- Exercise requirements
Each entry needs to be reproduced exactly, with none left out.

- Data to process
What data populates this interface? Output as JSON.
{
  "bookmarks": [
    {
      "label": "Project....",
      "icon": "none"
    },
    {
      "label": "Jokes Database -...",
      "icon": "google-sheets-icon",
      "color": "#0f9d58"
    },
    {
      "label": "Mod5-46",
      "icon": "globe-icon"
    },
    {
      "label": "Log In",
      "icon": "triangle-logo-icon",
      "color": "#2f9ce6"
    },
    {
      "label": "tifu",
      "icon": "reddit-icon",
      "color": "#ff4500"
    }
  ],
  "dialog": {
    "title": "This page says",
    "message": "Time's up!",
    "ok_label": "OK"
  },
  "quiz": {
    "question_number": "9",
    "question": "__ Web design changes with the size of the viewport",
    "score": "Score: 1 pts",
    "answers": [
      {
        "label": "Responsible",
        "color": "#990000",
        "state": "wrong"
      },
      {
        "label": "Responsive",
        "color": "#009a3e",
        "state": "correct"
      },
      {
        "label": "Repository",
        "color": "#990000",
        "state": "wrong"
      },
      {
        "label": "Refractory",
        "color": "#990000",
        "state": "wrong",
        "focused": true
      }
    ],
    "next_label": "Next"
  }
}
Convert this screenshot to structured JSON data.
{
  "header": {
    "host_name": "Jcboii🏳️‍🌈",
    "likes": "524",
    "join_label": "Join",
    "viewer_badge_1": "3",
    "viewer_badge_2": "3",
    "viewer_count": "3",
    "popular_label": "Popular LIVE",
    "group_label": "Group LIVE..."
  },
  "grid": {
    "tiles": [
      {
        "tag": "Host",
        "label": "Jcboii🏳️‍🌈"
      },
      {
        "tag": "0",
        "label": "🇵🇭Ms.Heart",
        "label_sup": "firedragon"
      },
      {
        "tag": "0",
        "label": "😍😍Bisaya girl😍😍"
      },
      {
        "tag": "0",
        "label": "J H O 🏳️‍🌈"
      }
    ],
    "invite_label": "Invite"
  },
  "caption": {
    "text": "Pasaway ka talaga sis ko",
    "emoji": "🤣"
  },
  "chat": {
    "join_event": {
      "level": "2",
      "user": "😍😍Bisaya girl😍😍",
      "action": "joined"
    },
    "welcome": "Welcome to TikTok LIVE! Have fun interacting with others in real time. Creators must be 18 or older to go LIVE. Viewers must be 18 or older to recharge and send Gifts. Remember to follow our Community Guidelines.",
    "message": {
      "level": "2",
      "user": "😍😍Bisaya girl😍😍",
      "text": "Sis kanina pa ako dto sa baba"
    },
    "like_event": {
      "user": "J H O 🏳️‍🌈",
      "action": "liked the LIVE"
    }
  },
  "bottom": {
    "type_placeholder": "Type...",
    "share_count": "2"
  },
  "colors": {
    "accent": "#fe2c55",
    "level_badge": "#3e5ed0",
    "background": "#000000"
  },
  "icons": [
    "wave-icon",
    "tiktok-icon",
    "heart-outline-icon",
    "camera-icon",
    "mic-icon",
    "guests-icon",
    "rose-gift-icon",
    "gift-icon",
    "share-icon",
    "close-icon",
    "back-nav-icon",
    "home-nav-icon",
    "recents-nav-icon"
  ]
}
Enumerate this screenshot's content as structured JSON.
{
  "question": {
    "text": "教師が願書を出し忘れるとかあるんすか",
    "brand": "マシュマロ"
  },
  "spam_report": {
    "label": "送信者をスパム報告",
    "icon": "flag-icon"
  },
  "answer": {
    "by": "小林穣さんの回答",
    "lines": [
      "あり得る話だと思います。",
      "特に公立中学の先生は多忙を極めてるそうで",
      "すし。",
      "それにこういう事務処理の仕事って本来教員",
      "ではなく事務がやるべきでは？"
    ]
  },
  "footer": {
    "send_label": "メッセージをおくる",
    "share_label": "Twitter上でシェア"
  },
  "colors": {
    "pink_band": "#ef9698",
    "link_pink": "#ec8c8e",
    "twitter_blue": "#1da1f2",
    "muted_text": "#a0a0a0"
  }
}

- Exercise result
What data populates this interface? Output as JSON.
{
  "bookmarks": [
    {
      "label": "Project....",
      "icon": "none"
    },
    {
      "label": "Jokes Database -...",
      "icon": "google-sheets-icon",
      "color": "#0f9d58"
    },
    {
      "label": "Mod5-46",
      "icon": "globe-icon"
    },
    {
      "label": "Log In",
      "icon": "triangle-logo-icon",
      "color": "#2f9ce6"
    },
    {
      "label": "tifu",
      "icon": "reddit-icon",
      "color": "#ff4500"
    }
  ],
  "dialog": {
    "title": "This page says",
    "message": "Time's up!",
    "ok_label": "OK"
  },
  "quiz": {
    "question_number": "9",
    "question": "__ Web design changes with the size of the viewport",
    "score": "Score: 1 pts",
    "answers": [
      {
        "label": "Responsible",
        "color": "#990000",
        "state": "wrong"
      },
      {
        "label": "Responsive",
        "color": "#009a3e",
        "state": "correct"
      },
      {
        "label": "Repository",
        "color": "#990000",
        "state": "wrong"
      },
      {
        "label": "Refractory",
        "color": "#990000",
        "state": "wrong",
        "focused": true
      }
    ],
    "next_label": "Next"
  }
}
Convert this screenshot to structured JSON data.
{
  "header": {
    "host_name": "Jcboii🏳️‍🌈",
    "likes": "524",
    "join_label": "Join",
    "viewer_badge_1": "3",
    "viewer_badge_2": "3",
    "viewer_count": "3",
    "popular_label": "Popular LIVE",
    "group_label": "Group LIVE..."
  },
  "grid": {
    "tiles": [
      {
        "tag": "Host",
        "label": "Jcboii🏳️‍🌈"
      },
      {
        "tag": "0",
        "label": "🇵🇭Ms.Heart",
        "label_sup": "firedragon"
      },
      {
        "tag": "0",
        "label": "😍😍Bisaya girl😍😍"
      },
      {
        "tag": "0",
        "label": "J H O 🏳️‍🌈"
      }
    ],
    "invite_label": "Invite"
  },
  "caption": {
    "text": "Pasaway ka talaga sis ko",
    "emoji": "🤣"
  },
  "chat": {
    "join_event": {
      "level": "2",
      "user": "😍😍Bisaya girl😍😍",
      "action": "joined"
    },
    "welcome": "Welcome to TikTok LIVE! Have fun interacting with others in real time. Creators must be 18 or older to go LIVE. Viewers must be 18 or older to recharge and send Gifts. Remember to follow our Community Guidelines.",
    "message": {
      "level": "2",
      "user": "😍😍Bisaya girl😍😍",
      "text": "Sis kanina pa ako dto sa baba"
    },
    "like_event": {
      "user": "J H O 🏳️‍🌈",
      "action": "liked the LIVE"
    }
  },
  "bottom": {
    "type_placeholder": "Type...",
    "share_count": "2"
  },
  "colors": {
    "accent": "#fe2c55",
    "level_badge": "#3e5ed0",
    "background": "#000000"
  },
  "icons": [
    "wave-icon",
    "tiktok-icon",
    "heart-outline-icon",
    "camera-icon",
    "mic-icon",
    "guests-icon",
    "rose-gift-icon",
    "gift-icon",
    "share-icon",
    "close-icon",
    "back-nav-icon",
    "home-nav-icon",
    "recents-nav-icon"
  ]
}
Enumerate this screenshot's content as structured JSON.
{
  "question": {
    "text": "教師が願書を出し忘れるとかあるんすか",
    "brand": "マシュマロ"
  },
  "spam_report": {
    "label": "送信者をスパム報告",
    "icon": "flag-icon"
  },
  "answer": {
    "by": "小林穣さんの回答",
    "lines": [
      "あり得る話だと思います。",
      "特に公立中学の先生は多忙を極めてるそうで",
      "すし。",
      "それにこういう事務処理の仕事って本来教員",
      "ではなく事務がやるべきでは？"
    ]
  },
  "footer": {
    "send_label": "メッセージをおくる",
    "share_label": "Twitter上でシェア"
  },
  "colors": {
    "pink_band": "#ef9698",
    "link_pink": "#ec8c8e",
    "twitter_blue": "#1da1f2",
    "muted_text": "#a0a0a0"
  }
}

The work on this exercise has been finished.